Professor Mark Blagrove, a psychologist at Swansea University, reports in the New Scientist that, “Our dreams are more likely to incorporate memories from recent waking life that are emotional.” His research supports the theory that dreams act as a kind of therapy, a way for us to work through emotions and fears.
Dreams, in fact, act in a number of ways, as Ellis explains: “They can be a mirror of our experience and literally reflect the day’s events and they can also be like a friend giving us advice, pointing out in our sleep things we know subconsciously. When you’re having some kind of anxiety or trauma, that’s when dreams are full of death, destruction and chaos. It’s like an interpretation or translation.”
Unsurprisingly, perhaps, frontline healthcare workers are reporting some of the most disturbing dreams reflecting intense emotions. In a dream discussion forum for health workers, set up by Blagrove, a nurse recounts a dream of being outside a house where a party is going on and being unable to communicate to the occupants the approaching danger.
Another key worker, involved in the UCL study, tells of being in a packed section of an almost empty theatre and a man sitting backwards starting to cough.
Insects are apparently a feature of many people’s dreams, agrees Ellis, who recalls the radio producer who dreamt of maggots coming out of her face: “Insects and bugs are representative of the virus and our fear that the virus is going to get the better of us.”
Dealing with your dreams
A key thing to remember is that dreaming is a normal function of our brain which enables us to process deep-seated fears and emotions, as well as making sense of our daily lives.
One way to deal with the feelings of uneasiness that come with disturbing dreams is, according to Blagrove’s research, to talk about them. In Ellis’s words, “Talking about your dreams is really key, not just to understanding them, but to connecting with others and building empathy.”

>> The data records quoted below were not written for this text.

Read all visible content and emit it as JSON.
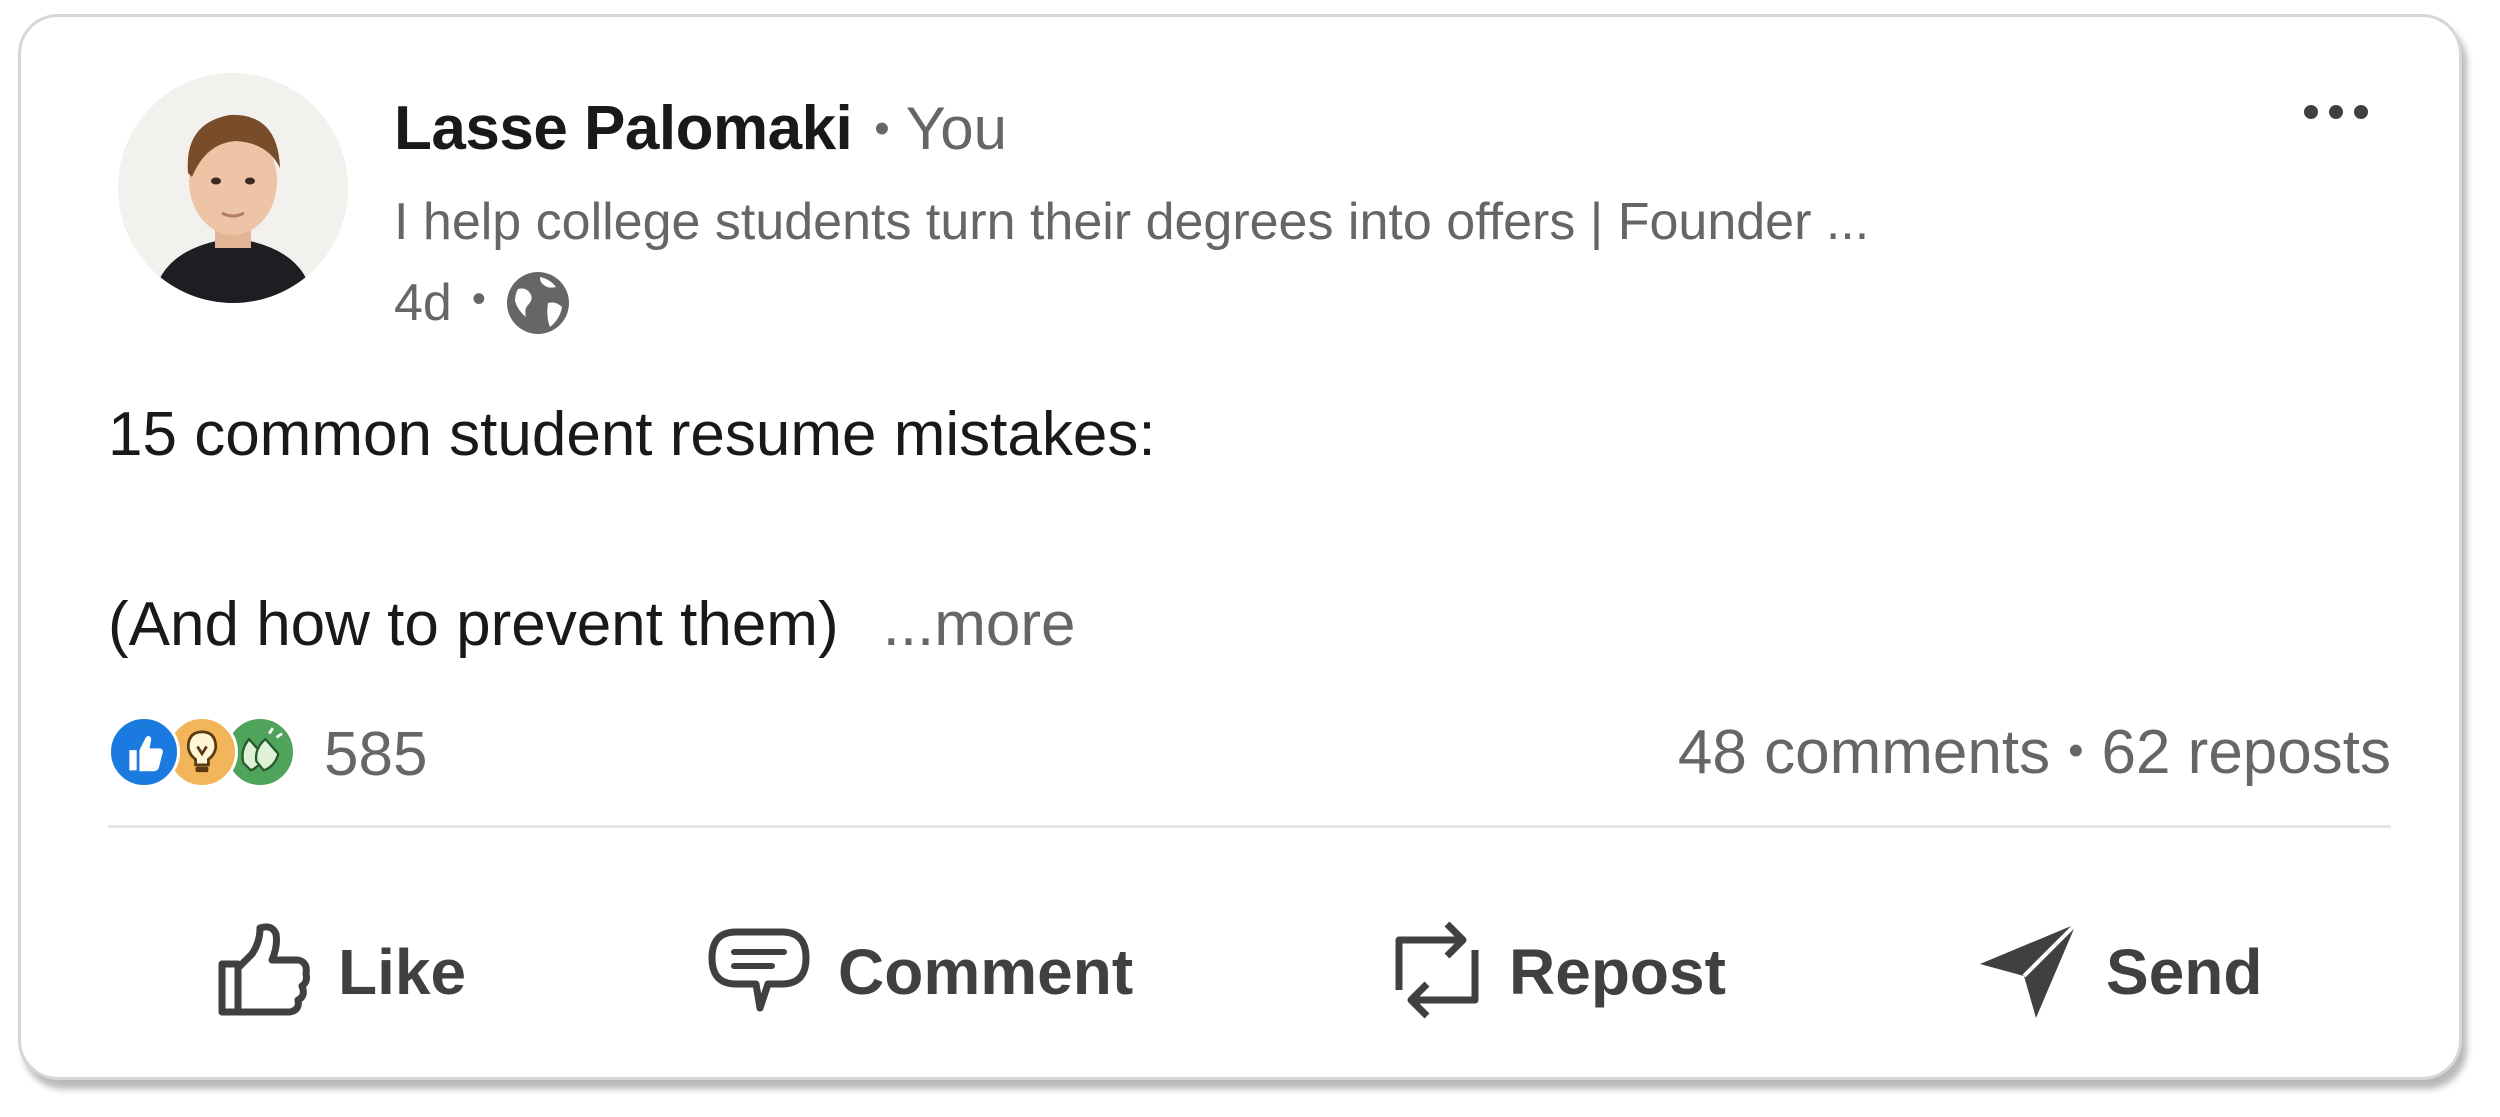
{
  "post": {
    "author": {
      "name": "Lasse Palomaki",
      "relation": "You",
      "headline": "I help college students turn their degrees into offers | Founder ...",
      "time": "4d",
      "visibility_icon": "globe-icon"
    },
    "menu_icon": "more-horizontal-icon",
    "body": {
      "line1": "15 common student resume mistakes:",
      "line2": "(And how to prevent them)",
      "see_more": "...more"
    },
    "social": {
      "reaction_icons": [
        "like-reaction-icon",
        "insightful-reaction-icon",
        "celebrate-reaction-icon"
      ],
      "reaction_count": "585",
      "comments": "48 comments",
      "reposts": "62 reposts"
    },
    "actions": {
      "like": "Like",
      "comment": "Comment",
      "repost": "Repost",
      "send": "Send"
    },
    "colors": {
      "text_primary": "#191919",
      "text_secondary": "#666666",
      "action_text": "#404040",
      "like_blue": "#1a7ae0",
      "insight_orange": "#f2b55a",
      "celebrate_green": "#4fa35a"
    }
  }
}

If you want to get involved with the UCL student’s project, visit lockdowndreams.com, where you can ‘Submit a Dream’